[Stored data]
————
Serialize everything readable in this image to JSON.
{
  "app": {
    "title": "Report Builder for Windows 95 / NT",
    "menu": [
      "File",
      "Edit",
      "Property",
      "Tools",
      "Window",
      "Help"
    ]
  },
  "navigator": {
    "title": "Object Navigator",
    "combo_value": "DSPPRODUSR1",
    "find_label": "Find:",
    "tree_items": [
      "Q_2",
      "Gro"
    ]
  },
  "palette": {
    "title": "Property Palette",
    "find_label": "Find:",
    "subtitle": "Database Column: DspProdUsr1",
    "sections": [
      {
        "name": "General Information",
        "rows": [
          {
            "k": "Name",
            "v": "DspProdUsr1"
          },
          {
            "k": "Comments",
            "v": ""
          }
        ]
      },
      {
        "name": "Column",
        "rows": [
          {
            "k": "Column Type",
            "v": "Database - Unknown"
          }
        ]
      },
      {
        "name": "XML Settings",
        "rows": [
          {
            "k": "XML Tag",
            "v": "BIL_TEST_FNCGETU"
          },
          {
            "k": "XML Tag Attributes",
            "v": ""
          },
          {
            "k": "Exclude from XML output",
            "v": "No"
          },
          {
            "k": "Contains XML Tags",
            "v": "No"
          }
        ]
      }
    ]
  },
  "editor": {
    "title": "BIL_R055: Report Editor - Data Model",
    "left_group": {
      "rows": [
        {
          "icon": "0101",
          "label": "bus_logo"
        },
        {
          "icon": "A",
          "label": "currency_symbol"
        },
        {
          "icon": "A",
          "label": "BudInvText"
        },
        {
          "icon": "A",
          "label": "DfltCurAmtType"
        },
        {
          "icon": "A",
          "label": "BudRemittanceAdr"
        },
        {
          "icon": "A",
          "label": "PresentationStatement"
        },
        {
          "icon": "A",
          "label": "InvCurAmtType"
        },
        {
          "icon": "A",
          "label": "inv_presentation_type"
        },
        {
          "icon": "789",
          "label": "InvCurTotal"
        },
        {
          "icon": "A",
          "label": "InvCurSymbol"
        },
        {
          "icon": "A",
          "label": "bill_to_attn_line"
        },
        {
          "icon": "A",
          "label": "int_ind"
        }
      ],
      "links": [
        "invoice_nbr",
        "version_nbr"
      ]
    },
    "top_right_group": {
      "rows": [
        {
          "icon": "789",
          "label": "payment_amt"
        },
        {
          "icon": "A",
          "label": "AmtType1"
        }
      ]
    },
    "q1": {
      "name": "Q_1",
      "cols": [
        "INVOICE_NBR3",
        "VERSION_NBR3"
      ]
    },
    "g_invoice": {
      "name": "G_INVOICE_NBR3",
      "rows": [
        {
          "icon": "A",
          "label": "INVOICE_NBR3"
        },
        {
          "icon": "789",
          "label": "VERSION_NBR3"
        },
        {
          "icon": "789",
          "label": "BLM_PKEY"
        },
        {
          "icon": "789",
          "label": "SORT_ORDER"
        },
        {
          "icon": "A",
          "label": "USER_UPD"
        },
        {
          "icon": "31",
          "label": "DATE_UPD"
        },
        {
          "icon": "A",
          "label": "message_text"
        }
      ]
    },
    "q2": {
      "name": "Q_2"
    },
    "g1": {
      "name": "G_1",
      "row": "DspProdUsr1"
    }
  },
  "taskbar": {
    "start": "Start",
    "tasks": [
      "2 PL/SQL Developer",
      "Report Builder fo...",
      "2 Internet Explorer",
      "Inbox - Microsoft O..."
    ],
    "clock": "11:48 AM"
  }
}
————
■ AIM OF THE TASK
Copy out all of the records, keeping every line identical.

■ TASK RESPONSE
Serialize everything readable in this image to JSON.
{
  "app": {
    "title": "Report Builder for Windows 95 / NT",
    "menu": [
      "File",
      "Edit",
      "Property",
      "Tools",
      "Window",
      "Help"
    ]
  },
  "navigator": {
    "title": "Object Navigator",
    "combo_value": "DSPPRODUSR1",
    "find_label": "Find:",
    "tree_items": [
      "Q_2",
      "Gro"
    ]
  },
  "palette": {
    "title": "Property Palette",
    "find_label": "Find:",
    "subtitle": "Database Column: DspProdUsr1",
    "sections": [
      {
        "name": "General Information",
        "rows": [
          {
            "k": "Name",
            "v": "DspProdUsr1"
          },
          {
            "k": "Comments",
            "v": ""
          }
        ]
      },
      {
        "name": "Column",
        "rows": [
          {
            "k": "Column Type",
            "v": "Database - Unknown"
          }
        ]
      },
      {
        "name": "XML Settings",
        "rows": [
          {
            "k": "XML Tag",
            "v": "BIL_TEST_FNCGETU"
          },
          {
            "k": "XML Tag Attributes",
            "v": ""
          },
          {
            "k": "Exclude from XML output",
            "v": "No"
          },
          {
            "k": "Contains XML Tags",
            "v": "No"
          }
        ]
      }
    ]
  },
  "editor": {
    "title": "BIL_R055: Report Editor - Data Model",
    "left_group": {
      "rows": [
        {
          "icon": "0101",
          "label": "bus_logo"
        },
        {
          "icon": "A",
          "label": "currency_symbol"
        },
        {
          "icon": "A",
          "label": "BudInvText"
        },
        {
          "icon": "A",
          "label": "DfltCurAmtType"
        },
        {
          "icon": "A",
          "label": "BudRemittanceAdr"
        },
        {
          "icon": "A",
          "label": "PresentationStatement"
        },
        {
          "icon": "A",
          "label": "InvCurAmtType"
        },
        {
          "icon": "A",
          "label": "inv_presentation_type"
        },
        {
          "icon": "789",
          "label": "InvCurTotal"
        },
        {
          "icon": "A",
          "label": "InvCurSymbol"
        },
        {
          "icon": "A",
          "label": "bill_to_attn_line"
        },
        {
          "icon": "A",
          "label": "int_ind"
        }
      ],
      "links": [
        "invoice_nbr",
        "version_nbr"
      ]
    },
    "top_right_group": {
      "rows": [
        {
          "icon": "789",
          "label": "payment_amt"
        },
        {
          "icon": "A",
          "label": "AmtType1"
        }
      ]
    },
    "q1": {
      "name": "Q_1",
      "cols": [
        "INVOICE_NBR3",
        "VERSION_NBR3"
      ]
    },
    "g_invoice": {
      "name": "G_INVOICE_NBR3",
      "rows": [
        {
          "icon": "A",
          "label": "INVOICE_NBR3"
        },
        {
          "icon": "789",
          "label": "VERSION_NBR3"
        },
        {
          "icon": "789",
          "label": "BLM_PKEY"
        },
        {
          "icon": "789",
          "label": "SORT_ORDER"
        },
        {
          "icon": "A",
          "label": "USER_UPD"
        },
        {
          "icon": "31",
          "label": "DATE_UPD"
        },
        {
          "icon": "A",
          "label": "message_text"
        }
      ]
    },
    "q2": {
      "name": "Q_2"
    },
    "g1": {
      "name": "G_1",
      "row": "DspProdUsr1"
    }
  },
  "taskbar": {
    "start": "Start",
    "tasks": [
      "2 PL/SQL Developer",
      "Report Builder fo...",
      "2 Internet Explorer",
      "Inbox - Microsoft O..."
    ],
    "clock": "11:48 AM"
  }
}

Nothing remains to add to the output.